“Inspiring vision isn’t about what you’re church doesn’t do!” That reality sank in the pastor’s mind as we wrapped up our lunch together. After talking for over an hour about the church he is leading, I refocused his attention on the issue of vision. In his mind, he knew exactly what he didn’t want his church to be…traditional, cluttered with programs, or a drop-off station for parents too lazy to disciple their kids. But what he wanted the church to be…that wasn’t so clear. And that’s when I challenged him: “You can’t build a church (or any organization) on what you’re not going to do. People follow leaders with vision. And vision is about what you will do, not what you won’t do.”
This tension is common in the early years of a leader’s life. Most of us didn’t start with a clear philosophy of ministry or leadership. All we knew was that when we saw something we didn’t like, we pointed at it with resolve and said, “When I’m a pastor, I won’t do that!” And so our “won’t do that” list grew longer each day. The problem is, we didn’t simultaneously create a “would do” list to counter the “won’t do” list.
This isn’t all bad. The way things are usually serves as the catalyst for the way things could be. And therein lies the rub. Too many leaders invite people to follow them into the wild blue yonder simply because they don’t like the way things are. They forget that current reality is the stimulus to change, not the substance of vision.
The current reality that you dislike (ineffective strategies, a disconnect with culture, or a poor ministry model) should stimulate you to change. It should spark a deep dissatisfaction in your soul. But your current reality is not the substance of your vision. Substance isn’t what your church won’t be; substance is what your church will be. If the substance of your vision is to not be something, then your vision has no life and it will lead you to make decisions for the simple sake of rebelling against what was.
So how do you ensure that your vision is more about “will do” substance rather than a never-ending list of “won’t dos?” Here are three keys to consider:
1. Infuse Time in the Vision Birthing Process – Recently I was in a discussion with a group of leaders who were wrestling with their organization’s vision.
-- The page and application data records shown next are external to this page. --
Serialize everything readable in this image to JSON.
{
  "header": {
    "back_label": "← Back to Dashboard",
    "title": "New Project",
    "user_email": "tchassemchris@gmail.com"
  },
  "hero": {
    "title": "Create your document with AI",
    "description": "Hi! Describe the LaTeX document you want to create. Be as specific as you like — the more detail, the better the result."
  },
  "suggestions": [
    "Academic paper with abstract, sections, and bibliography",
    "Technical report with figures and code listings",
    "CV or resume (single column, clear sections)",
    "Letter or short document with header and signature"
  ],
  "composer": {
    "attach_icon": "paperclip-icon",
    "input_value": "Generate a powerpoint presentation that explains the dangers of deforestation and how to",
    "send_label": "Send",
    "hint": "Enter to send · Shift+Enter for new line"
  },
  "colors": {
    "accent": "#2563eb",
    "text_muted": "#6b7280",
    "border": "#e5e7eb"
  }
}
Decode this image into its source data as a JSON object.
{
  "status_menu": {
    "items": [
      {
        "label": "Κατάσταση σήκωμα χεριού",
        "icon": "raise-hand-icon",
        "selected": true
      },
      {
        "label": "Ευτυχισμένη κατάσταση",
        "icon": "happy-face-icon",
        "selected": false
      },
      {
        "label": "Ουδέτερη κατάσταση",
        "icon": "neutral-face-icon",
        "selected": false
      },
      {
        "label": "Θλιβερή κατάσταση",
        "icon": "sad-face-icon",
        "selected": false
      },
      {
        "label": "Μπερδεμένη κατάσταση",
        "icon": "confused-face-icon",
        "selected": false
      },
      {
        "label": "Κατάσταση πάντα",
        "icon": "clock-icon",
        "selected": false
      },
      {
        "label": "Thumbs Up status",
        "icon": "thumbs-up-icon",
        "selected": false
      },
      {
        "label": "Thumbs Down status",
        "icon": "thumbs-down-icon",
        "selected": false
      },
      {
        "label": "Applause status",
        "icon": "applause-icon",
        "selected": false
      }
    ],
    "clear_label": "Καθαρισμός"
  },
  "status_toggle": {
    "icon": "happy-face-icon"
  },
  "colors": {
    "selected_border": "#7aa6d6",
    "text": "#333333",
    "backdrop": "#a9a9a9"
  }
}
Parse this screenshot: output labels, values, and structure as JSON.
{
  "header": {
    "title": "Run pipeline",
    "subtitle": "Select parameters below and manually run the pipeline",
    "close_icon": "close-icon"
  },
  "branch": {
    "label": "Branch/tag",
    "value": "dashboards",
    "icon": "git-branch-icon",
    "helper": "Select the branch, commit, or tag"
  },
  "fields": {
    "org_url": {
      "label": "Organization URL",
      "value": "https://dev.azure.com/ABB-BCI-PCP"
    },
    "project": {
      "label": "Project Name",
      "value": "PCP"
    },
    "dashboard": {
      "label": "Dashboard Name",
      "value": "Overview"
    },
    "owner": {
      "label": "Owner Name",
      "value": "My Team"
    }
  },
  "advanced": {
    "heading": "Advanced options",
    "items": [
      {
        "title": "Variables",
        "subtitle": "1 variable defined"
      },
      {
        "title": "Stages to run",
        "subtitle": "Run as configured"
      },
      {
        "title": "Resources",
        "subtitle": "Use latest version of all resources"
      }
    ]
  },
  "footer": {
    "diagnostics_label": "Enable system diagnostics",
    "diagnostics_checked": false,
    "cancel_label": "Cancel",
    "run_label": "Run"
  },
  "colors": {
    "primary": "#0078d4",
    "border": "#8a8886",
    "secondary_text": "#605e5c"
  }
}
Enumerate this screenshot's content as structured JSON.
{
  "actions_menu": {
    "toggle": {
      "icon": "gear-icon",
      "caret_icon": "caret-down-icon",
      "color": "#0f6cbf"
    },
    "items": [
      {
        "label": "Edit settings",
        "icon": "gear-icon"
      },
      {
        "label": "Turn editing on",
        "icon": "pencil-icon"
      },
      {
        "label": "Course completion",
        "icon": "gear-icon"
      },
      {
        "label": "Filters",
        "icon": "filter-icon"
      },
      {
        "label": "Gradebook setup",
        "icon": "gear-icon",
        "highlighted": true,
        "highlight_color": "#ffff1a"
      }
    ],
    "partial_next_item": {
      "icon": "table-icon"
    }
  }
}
In an effort to help the discussion, I pitched an “example” of vision to the group. A surge of positive emotion erupted as the group tried to figure out how to adopt the vision I presented as their own. Concerned about where things were heading, I cautioned the group, reminding them that you can’t turn someone else’s vision into your own. You have to wrestle with it for days, weeks, even months. Visions with “will do” substance are born amidst a dissatisfaction with the status quo, meet a need or solve a problem, and are cultivated in deep times of prayer and reflection.
2. Cast the Vision with Compelling Clarity – Simple is better when it comes to vision. At the same time, the vision can’t be a cliché that comes across hokey or insincere. Visions with substance are clear and compelling—like Nehemiah’s vision in the Old Testament. Nehemiah’s vision to rebuild the wall around Jerusalem was extremely clear…anyone could understand it. But it was also compelling. It was a symbol of hope and dignity. By casting your vision with compelling clarity, you provide hope-filled substance of a brighter tomorrow.
3. Respond to “Don’t” Questions with “Do” Answers – Nehemiah’s story is also a stark reminder that vision attracts critics. So if you want your vision to stay focused on “will do” rather than “won’t do,” choose a “will do” response to the critics. When people ask you, “Why don’t we do (fill in the blank)?” answer them with vision, “Because we do…” You can honor the past, but be loyal to the future. Respond to “don’t” questions with “do” answers.
If your vision only describes what your church won’t do, then you’re only creating another consumer brand version of church. If your organization’s vision is all about what it won’t be, then you haven’t defined why customers should purchase your product. Refocus on the “will do”—that’s the substance of vision.
Question: Does your vision focus more on “Will Do” or “Won’t Do?” What does a vision with substance look like, feel like, and sound like?